§ Data provided:

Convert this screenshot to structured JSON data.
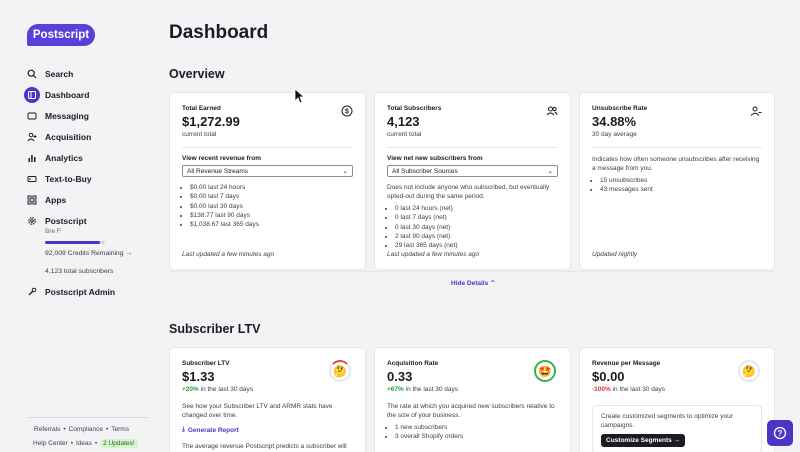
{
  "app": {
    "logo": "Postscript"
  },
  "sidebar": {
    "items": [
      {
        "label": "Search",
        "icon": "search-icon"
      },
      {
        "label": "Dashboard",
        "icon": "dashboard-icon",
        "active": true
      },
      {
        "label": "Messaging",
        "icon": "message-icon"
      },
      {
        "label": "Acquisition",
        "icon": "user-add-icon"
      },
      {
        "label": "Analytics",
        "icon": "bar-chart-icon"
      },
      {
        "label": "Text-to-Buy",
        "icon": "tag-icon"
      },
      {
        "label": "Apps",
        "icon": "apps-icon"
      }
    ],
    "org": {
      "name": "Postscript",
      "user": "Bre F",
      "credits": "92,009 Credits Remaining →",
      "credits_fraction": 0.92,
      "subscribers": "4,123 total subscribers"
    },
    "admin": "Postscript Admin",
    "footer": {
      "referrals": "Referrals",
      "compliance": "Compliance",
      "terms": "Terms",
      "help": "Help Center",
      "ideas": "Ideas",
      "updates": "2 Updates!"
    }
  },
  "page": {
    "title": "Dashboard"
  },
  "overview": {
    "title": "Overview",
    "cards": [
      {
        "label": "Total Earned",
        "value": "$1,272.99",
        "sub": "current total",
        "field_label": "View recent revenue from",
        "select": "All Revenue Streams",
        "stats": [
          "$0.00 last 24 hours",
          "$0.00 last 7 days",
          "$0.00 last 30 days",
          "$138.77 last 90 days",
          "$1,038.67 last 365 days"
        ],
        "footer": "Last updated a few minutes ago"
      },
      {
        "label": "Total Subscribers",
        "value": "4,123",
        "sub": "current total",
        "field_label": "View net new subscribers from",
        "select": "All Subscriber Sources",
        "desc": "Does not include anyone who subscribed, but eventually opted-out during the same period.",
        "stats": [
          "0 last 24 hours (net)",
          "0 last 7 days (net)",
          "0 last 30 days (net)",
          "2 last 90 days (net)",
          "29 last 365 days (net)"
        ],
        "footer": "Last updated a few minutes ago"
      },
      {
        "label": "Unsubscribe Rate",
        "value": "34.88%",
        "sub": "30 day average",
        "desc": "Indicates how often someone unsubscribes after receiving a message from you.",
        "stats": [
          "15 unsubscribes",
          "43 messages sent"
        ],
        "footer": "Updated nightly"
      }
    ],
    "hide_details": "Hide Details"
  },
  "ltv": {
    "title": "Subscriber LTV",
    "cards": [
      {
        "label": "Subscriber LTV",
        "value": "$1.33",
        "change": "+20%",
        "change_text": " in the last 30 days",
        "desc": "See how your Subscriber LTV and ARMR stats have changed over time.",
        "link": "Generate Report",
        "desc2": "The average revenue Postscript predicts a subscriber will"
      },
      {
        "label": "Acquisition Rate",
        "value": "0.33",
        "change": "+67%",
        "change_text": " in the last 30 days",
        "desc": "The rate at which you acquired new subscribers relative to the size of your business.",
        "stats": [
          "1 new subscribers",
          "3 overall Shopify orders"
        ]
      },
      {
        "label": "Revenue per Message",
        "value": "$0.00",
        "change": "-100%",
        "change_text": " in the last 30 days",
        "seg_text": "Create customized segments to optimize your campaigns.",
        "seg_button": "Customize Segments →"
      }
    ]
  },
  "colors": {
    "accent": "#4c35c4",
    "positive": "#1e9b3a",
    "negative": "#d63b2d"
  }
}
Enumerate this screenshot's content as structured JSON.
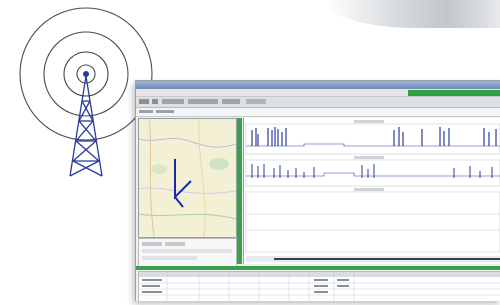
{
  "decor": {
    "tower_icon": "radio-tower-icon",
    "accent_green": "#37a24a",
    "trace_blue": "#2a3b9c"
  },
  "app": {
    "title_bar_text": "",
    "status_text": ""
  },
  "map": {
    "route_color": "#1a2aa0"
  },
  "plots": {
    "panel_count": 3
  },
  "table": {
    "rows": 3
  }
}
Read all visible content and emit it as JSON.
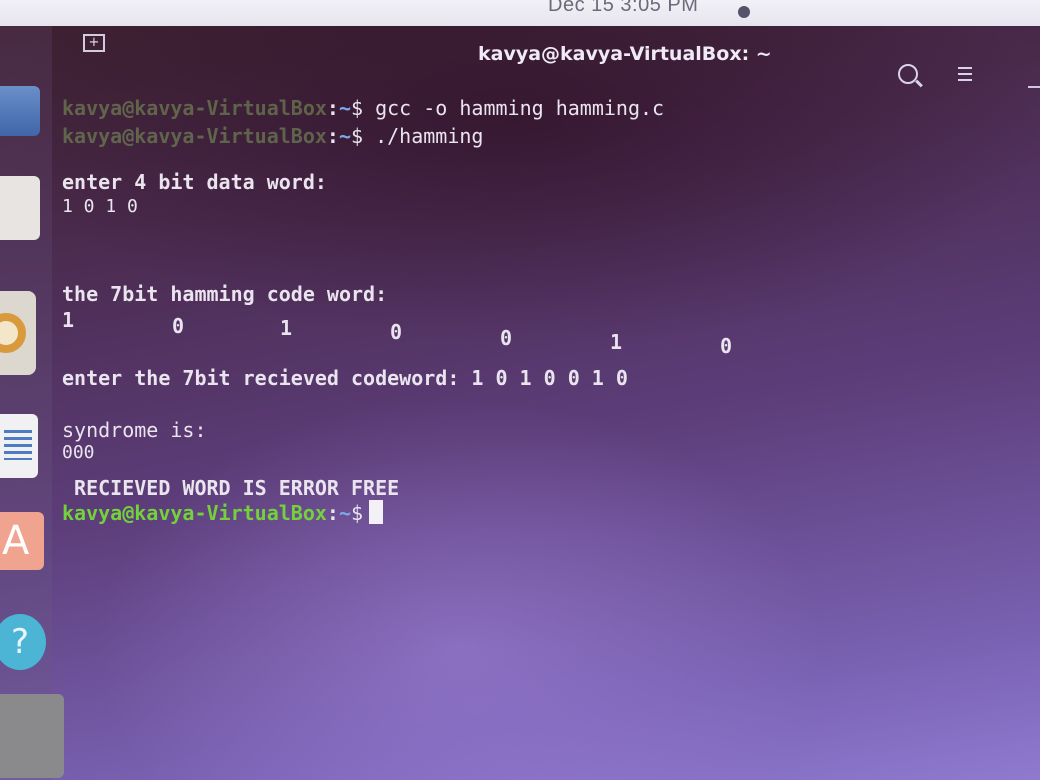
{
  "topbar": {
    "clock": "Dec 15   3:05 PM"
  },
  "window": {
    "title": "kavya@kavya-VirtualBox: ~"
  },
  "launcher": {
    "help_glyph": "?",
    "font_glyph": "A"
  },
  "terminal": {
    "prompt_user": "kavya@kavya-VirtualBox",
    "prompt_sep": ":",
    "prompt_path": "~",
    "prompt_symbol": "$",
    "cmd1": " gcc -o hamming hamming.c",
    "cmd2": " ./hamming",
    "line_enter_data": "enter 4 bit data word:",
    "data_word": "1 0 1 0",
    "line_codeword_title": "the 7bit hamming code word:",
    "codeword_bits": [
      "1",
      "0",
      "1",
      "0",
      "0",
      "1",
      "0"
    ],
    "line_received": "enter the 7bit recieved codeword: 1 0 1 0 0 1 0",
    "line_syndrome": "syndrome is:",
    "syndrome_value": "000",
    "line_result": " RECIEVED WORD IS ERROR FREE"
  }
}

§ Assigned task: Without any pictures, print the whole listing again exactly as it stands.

§ Answer section:
Convert this screenshot to structured JSON data.
{
  "app": {
    "logo": "Postscript"
  },
  "sidebar": {
    "items": [
      {
        "label": "Search",
        "icon": "search-icon"
      },
      {
        "label": "Dashboard",
        "icon": "dashboard-icon",
        "active": true
      },
      {
        "label": "Messaging",
        "icon": "message-icon"
      },
      {
        "label": "Acquisition",
        "icon": "user-add-icon"
      },
      {
        "label": "Analytics",
        "icon": "bar-chart-icon"
      },
      {
        "label": "Text-to-Buy",
        "icon": "tag-icon"
      },
      {
        "label": "Apps",
        "icon": "apps-icon"
      }
    ],
    "org": {
      "name": "Postscript",
      "user": "Bre F",
      "credits": "92,009 Credits Remaining →",
      "credits_fraction": 0.92,
      "subscribers": "4,123 total subscribers"
    },
    "admin": "Postscript Admin",
    "footer": {
      "referrals": "Referrals",
      "compliance": "Compliance",
      "terms": "Terms",
      "help": "Help Center",
      "ideas": "Ideas",
      "updates": "2 Updates!"
    }
  },
  "page": {
    "title": "Dashboard"
  },
  "overview": {
    "title": "Overview",
    "cards": [
      {
        "label": "Total Earned",
        "value": "$1,272.99",
        "sub": "current total",
        "field_label": "View recent revenue from",
        "select": "All Revenue Streams",
        "stats": [
          "$0.00 last 24 hours",
          "$0.00 last 7 days",
          "$0.00 last 30 days",
          "$138.77 last 90 days",
          "$1,038.67 last 365 days"
        ],
        "footer": "Last updated a few minutes ago"
      },
      {
        "label": "Total Subscribers",
        "value": "4,123",
        "sub": "current total",
        "field_label": "View net new subscribers from",
        "select": "All Subscriber Sources",
        "desc": "Does not include anyone who subscribed, but eventually opted-out during the same period.",
        "stats": [
          "0 last 24 hours (net)",
          "0 last 7 days (net)",
          "0 last 30 days (net)",
          "2 last 90 days (net)",
          "29 last 365 days (net)"
        ],
        "footer": "Last updated a few minutes ago"
      },
      {
        "label": "Unsubscribe Rate",
        "value": "34.88%",
        "sub": "30 day average",
        "desc": "Indicates how often someone unsubscribes after receiving a message from you.",
        "stats": [
          "15 unsubscribes",
          "43 messages sent"
        ],
        "footer": "Updated nightly"
      }
    ],
    "hide_details": "Hide Details"
  },
  "ltv": {
    "title": "Subscriber LTV",
    "cards": [
      {
        "label": "Subscriber LTV",
        "value": "$1.33",
        "change": "+20%",
        "change_text": " in the last 30 days",
        "desc": "See how your Subscriber LTV and ARMR stats have changed over time.",
        "link": "Generate Report",
        "desc2": "The average revenue Postscript predicts a subscriber will"
      },
      {
        "label": "Acquisition Rate",
        "value": "0.33",
        "change": "+67%",
        "change_text": " in the last 30 days",
        "desc": "The rate at which you acquired new subscribers relative to the size of your business.",
        "stats": [
          "1 new subscribers",
          "3 overall Shopify orders"
        ]
      },
      {
        "label": "Revenue per Message",
        "value": "$0.00",
        "change": "-100%",
        "change_text": " in the last 30 days",
        "seg_text": "Create customized segments to optimize your campaigns.",
        "seg_button": "Customize Segments →"
      }
    ]
  },
  "colors": {
    "accent": "#4c35c4",
    "positive": "#1e9b3a",
    "negative": "#d63b2d"
  }
}
Enumerate this screenshot's content as structured JSON.
{
  "decor": {
    "tower_icon": "radio-tower-icon",
    "accent_green": "#37a24a",
    "trace_blue": "#2a3b9c"
  },
  "app": {
    "title_bar_text": "",
    "status_text": ""
  },
  "map": {
    "route_color": "#1a2aa0"
  },
  "plots": {
    "panel_count": 3
  },
  "table": {
    "rows": 3
  }
}
Read all visible content and emit it as JSON.
{
  "topbar": {
    "clock": "Dec 15   3:05 PM"
  },
  "window": {
    "title": "kavya@kavya-VirtualBox: ~"
  },
  "launcher": {
    "help_glyph": "?",
    "font_glyph": "A"
  },
  "terminal": {
    "prompt_user": "kavya@kavya-VirtualBox",
    "prompt_sep": ":",
    "prompt_path": "~",
    "prompt_symbol": "$",
    "cmd1": " gcc -o hamming hamming.c",
    "cmd2": " ./hamming",
    "line_enter_data": "enter 4 bit data word:",
    "data_word": "1 0 1 0",
    "line_codeword_title": "the 7bit hamming code word:",
    "codeword_bits": [
      "1",
      "0",
      "1",
      "0",
      "0",
      "1",
      "0"
    ],
    "line_received": "enter the 7bit recieved codeword: 1 0 1 0 0 1 0",
    "line_syndrome": "syndrome is:",
    "syndrome_value": "000",
    "line_result": " RECIEVED WORD IS ERROR FREE"
  }
}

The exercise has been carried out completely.